The victories that Tabig members had earned were the result of years of painstakingly learning the craft of writing thru the gus-abanay sessions, the continuous exploration and exchange of ideas. Other Tabig members not previously mentioned are Ma. Aurora Salvacion J. Autajay, and Jasper Bungay, who won third place in the second poetry writing contest (now known as Padya Paranubliun sa Panulatan).

After 10 years, Tabig members have pursued separate endeavors, but continue to write. Nennen Geremia-Lachica has left to be with her husband in the US. It will not be surprising if we read Karay-a poems in literary journals from there in the future. Edison Tondares, after two years working for Paranubliun, attended a masteral course in creative writing at the De La Salle University. Moi Magbanua is an on and off teacher of literature at the St. Anthony’s College, and as of last meeting, is contemplating of going back to Manila. Leah Pagunsan-Tambanillo is focused on her family. Gerry Antoy has become a politician in Bugasong, and I have chosen to slave in the corporate world. John Iremil Teodoro, after proving himself as the ideal graduate student of Creative Writing in La Salle is contemplating of going to Palawan, and opening a resort for the lonely hearts there. Only Acay Flores has remained with Paranubliun, aside from her native crafts business and her work with a peasant organization. For some years now, we have been dreaming of coming up with a collection of their works, a book that we can claim their own.

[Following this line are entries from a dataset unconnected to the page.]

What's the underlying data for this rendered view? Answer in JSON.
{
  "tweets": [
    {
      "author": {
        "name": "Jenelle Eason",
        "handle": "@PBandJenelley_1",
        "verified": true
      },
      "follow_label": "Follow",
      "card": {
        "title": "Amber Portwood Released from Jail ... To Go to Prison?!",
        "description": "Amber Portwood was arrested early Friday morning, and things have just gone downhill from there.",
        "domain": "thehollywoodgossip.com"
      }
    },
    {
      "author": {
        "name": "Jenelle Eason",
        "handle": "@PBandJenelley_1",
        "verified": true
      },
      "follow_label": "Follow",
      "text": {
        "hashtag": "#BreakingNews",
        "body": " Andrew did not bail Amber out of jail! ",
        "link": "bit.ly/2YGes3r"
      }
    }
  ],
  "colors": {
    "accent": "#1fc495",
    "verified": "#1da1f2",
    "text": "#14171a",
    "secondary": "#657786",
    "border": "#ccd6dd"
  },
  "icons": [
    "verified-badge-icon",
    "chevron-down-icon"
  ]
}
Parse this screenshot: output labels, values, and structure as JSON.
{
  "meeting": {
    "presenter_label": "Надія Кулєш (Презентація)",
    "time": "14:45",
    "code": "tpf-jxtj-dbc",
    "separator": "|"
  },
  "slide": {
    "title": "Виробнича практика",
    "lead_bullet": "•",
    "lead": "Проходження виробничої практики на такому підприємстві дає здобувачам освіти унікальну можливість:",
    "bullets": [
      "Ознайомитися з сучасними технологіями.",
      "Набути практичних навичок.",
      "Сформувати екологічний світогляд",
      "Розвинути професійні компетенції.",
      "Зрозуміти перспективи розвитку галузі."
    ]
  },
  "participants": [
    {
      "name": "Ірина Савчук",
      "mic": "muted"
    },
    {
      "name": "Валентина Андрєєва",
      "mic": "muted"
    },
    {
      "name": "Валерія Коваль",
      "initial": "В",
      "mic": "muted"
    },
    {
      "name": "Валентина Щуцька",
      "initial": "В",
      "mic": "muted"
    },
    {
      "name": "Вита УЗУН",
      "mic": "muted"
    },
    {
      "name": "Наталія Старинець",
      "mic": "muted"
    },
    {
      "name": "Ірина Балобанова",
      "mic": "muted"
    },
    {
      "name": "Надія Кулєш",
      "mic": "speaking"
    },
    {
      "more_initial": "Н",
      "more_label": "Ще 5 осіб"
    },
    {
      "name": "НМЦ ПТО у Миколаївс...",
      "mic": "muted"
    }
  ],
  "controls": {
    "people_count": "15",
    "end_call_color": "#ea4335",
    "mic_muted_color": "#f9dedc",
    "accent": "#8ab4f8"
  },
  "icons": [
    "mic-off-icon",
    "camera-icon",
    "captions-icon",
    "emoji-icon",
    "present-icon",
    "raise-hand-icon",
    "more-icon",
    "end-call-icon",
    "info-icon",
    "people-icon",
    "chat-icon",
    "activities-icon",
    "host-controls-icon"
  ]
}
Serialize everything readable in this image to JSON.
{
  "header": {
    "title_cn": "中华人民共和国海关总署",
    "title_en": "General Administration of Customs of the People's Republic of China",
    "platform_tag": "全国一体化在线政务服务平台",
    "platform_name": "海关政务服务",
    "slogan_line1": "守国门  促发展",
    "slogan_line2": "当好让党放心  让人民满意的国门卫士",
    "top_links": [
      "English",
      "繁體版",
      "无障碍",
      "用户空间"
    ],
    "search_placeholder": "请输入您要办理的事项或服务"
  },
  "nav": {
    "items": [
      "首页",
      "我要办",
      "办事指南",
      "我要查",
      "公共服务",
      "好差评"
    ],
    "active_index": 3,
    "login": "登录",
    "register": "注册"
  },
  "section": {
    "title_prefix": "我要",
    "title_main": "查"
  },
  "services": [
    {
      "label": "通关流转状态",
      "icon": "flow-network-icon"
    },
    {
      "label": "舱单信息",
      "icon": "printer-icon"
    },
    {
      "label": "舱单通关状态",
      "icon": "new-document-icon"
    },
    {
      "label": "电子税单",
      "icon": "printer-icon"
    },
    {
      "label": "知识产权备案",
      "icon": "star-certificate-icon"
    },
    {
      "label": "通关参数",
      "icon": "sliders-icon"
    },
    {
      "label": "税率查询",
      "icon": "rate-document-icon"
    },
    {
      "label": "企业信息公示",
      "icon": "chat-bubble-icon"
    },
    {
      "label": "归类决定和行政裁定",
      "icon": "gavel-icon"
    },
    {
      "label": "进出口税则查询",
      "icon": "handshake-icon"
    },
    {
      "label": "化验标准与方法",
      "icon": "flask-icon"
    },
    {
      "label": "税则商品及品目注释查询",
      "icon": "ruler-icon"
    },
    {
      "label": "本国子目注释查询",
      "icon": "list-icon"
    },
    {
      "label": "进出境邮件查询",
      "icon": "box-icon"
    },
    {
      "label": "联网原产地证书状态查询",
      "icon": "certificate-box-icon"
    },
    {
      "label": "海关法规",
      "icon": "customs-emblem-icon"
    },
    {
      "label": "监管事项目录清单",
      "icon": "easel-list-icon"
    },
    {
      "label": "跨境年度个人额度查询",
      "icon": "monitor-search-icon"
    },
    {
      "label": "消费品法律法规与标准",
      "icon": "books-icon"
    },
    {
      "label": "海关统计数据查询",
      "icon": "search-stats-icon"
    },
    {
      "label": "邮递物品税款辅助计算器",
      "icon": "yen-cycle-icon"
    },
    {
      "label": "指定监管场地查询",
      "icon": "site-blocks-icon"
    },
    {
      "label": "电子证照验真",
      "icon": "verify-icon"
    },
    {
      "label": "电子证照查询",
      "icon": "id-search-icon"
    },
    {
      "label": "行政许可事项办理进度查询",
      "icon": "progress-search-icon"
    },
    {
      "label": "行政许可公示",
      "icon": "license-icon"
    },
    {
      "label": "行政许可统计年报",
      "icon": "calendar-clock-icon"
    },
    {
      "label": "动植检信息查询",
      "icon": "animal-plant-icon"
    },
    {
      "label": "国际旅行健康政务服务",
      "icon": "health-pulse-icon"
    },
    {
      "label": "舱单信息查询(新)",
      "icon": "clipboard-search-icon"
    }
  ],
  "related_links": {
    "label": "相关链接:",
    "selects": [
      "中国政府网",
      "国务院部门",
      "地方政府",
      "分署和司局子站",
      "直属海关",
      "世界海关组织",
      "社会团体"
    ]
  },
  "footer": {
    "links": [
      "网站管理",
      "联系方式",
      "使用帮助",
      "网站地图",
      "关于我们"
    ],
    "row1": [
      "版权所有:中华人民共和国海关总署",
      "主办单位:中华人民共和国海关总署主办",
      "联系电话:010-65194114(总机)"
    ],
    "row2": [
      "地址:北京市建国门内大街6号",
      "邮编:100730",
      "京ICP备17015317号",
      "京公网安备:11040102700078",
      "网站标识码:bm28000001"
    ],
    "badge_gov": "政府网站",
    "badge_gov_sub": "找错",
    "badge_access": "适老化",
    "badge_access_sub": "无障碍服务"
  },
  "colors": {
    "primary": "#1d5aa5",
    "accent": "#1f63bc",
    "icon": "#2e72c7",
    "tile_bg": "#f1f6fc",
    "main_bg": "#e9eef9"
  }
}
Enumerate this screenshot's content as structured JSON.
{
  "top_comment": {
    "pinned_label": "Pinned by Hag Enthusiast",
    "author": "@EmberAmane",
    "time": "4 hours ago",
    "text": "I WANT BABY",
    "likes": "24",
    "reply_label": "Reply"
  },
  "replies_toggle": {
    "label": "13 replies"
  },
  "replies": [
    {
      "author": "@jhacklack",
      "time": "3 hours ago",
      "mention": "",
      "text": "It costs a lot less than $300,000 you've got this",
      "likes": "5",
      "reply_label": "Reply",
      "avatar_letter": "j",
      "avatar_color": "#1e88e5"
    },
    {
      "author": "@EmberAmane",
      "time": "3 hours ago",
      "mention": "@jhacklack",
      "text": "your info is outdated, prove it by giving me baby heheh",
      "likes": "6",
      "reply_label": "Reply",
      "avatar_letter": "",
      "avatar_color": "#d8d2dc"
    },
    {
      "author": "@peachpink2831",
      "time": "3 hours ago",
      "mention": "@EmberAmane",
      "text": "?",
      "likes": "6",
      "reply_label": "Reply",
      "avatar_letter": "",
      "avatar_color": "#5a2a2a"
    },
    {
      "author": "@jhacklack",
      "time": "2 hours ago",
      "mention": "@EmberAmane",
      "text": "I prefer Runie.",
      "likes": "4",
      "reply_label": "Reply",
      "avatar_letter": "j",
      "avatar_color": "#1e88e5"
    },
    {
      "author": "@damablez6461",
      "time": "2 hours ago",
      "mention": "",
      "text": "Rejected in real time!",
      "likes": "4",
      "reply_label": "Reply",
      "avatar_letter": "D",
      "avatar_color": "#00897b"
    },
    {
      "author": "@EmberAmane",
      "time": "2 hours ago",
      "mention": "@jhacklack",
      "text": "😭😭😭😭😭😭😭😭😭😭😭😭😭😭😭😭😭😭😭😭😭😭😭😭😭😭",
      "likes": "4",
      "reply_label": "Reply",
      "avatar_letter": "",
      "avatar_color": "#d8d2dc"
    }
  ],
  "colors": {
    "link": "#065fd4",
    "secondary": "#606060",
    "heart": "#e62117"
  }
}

It may be long before Tabig will get to publish that great book, but each of us believes that our task is far from over. We are happy that we have helped other young writers find their voice, as we have found ours. We have sowed the seeds, and we are happy to see the abundance that is open for all Antiqueños to reap and enjoy. Our joy is to see tomorrow’s children reading the poems and stories we have written in the language of our parents, and our parents’ parents.